Tuesday, April 20, 2010

Message: "We Care" (but we need a translation)

"Care" seems to be the new watchword of the Socialist Party. Unfortunately they're going to need a good French translation. Sollicitude doesn't quite have the cachet of that English "care." Souci: too much worry in that. Solidarité: trop ringard. But "care": very chic and modern and Anglo-Saxon without being neoliberal. As in: I could care less.

Of course there is already a theoretical treatment:

Le terme de « care » s’avère particulièrement difficile à traduire en français car il désigne à la fois ce qui relève de la sollicitude et du soin ; il comprend à la fois l’attention préoccupée à autrui qui suppose une disposition, une attitude ou un sentiment et les pratiques de soin qui font du care une affaire d’activité et de travail.

Draft of New PS Program

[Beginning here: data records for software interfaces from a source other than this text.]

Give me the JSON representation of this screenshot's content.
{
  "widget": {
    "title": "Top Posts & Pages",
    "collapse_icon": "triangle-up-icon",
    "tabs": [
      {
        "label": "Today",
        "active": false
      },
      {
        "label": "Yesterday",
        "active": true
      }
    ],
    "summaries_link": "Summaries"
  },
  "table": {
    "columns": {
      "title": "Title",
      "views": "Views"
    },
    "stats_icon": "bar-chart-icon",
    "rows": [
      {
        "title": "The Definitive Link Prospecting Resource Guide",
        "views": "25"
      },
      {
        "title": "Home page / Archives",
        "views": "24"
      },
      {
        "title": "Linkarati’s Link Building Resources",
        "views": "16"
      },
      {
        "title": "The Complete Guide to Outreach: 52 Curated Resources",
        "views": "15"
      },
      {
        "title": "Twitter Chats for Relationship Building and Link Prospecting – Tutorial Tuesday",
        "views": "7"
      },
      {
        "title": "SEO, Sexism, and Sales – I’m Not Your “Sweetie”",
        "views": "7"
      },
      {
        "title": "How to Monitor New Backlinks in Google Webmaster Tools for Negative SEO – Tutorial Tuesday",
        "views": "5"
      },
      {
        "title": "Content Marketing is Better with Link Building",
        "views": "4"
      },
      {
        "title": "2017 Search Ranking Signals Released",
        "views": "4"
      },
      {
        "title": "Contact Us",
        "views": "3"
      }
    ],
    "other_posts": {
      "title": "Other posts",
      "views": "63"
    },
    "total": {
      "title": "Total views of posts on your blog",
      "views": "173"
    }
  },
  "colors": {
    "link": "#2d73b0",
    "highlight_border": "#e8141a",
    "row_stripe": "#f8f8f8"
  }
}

A draft of the new PS program prepared by a committee headed by Pierre Moscovici can be consulted here. It proposes a limit on executive "salary" of 20 times the minimum wage, which would work out to 322,000 euros per year. This proposal is called "demagogic" here. And examined more fully here. It's also a bit vague, since it is not specified whether salaire includes stock options, deferred compensation, and other perquisites of life at the top. It's also not clear whether it's a good idea. As much as one may think that executives are overcompensated--and I do--there are risks in fighting the market in this way. Can such judgments be made across the economy as a whole? Might it not be better to impose regulations on corporate boards and compensation committees, say, by requiring that these groups include representatives of the public and publish justifications of their compensation decisions?

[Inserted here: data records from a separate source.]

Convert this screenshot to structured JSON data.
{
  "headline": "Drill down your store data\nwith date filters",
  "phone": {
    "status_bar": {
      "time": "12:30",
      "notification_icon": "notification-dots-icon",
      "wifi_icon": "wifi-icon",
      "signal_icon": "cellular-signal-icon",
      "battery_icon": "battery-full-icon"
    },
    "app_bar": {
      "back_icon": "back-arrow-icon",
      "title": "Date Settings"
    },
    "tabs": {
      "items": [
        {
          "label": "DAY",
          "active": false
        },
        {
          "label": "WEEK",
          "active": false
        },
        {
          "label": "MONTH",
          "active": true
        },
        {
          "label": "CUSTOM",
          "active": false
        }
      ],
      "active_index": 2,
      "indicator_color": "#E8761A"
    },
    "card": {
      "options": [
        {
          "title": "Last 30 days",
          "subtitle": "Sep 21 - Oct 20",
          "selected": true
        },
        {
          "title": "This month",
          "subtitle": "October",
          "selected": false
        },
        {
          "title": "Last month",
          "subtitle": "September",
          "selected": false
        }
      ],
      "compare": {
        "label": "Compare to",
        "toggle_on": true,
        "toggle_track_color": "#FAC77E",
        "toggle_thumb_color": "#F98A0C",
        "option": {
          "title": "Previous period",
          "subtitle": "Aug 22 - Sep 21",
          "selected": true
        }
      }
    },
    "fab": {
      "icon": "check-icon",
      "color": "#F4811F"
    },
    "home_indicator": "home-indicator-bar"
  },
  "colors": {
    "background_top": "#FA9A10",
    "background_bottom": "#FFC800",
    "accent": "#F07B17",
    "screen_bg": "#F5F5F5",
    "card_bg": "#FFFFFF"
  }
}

Le Premier Flic de France

Sarkozy is promising to get tough on crime--again.

Regulatory Arbitrage

It isn't just for banks:

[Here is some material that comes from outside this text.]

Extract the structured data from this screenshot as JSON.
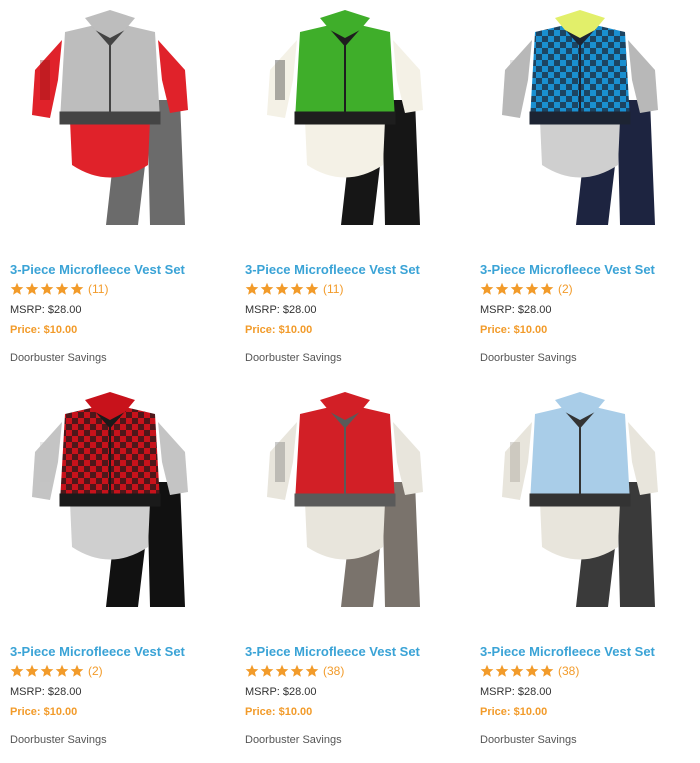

Like many celebrities, football stars frequently visit prostitutes in Paris because French privacy laws prevent the publications of kiss-and-tell stories.

The Cloud

The Cloud hanging over Europe has become yet another blot on the European Union. Excess of precaution, lack of coordination, tendency to panic in an emergency--all these charges and more are being leveled at the EU. This is all a bit unfair. The emergency was unprecedented, and countries with coordinated leadership haven't exactly distinguished themselves in responses to large-scale emergencies--look at the US in Katrina.

Still, the spectacle of tens of thousands of people sleeping for days in airports, stranded far from home with dwindling cash, and left to fend for themselves suggests that not just the EU but the entire world needs to come up with a plan about what to do in case of a massive disruption of air travel--for which there could be many causes other than volcanoes. We are used to jetting around the globe nowadays, but between the indifference of the airlines and the indifference of governments to the plight of stranded passengers, it is clear that some contingency plan is needed. Anybody whose been stuck in an airport in a large storm can attest to the chaos, and the Icelandic volcano with the impossible name has given us the largest storm yet, and the greatest chaos.

And on a personal note, I hope they get this fixed before May 2, when I am supposed to fly to France.

Twofer

Will wonders never cease? The Times today devotes two opinion pieces to France, by Vinocur and Cohen. True, neither is worth getting excited about, and neither is really about France--they're about Sarkozy. But two on one day ... And why today? Maybe it's the Cloud. You can't fly to France anymore, so people are getting interested again, just like in the steamship era.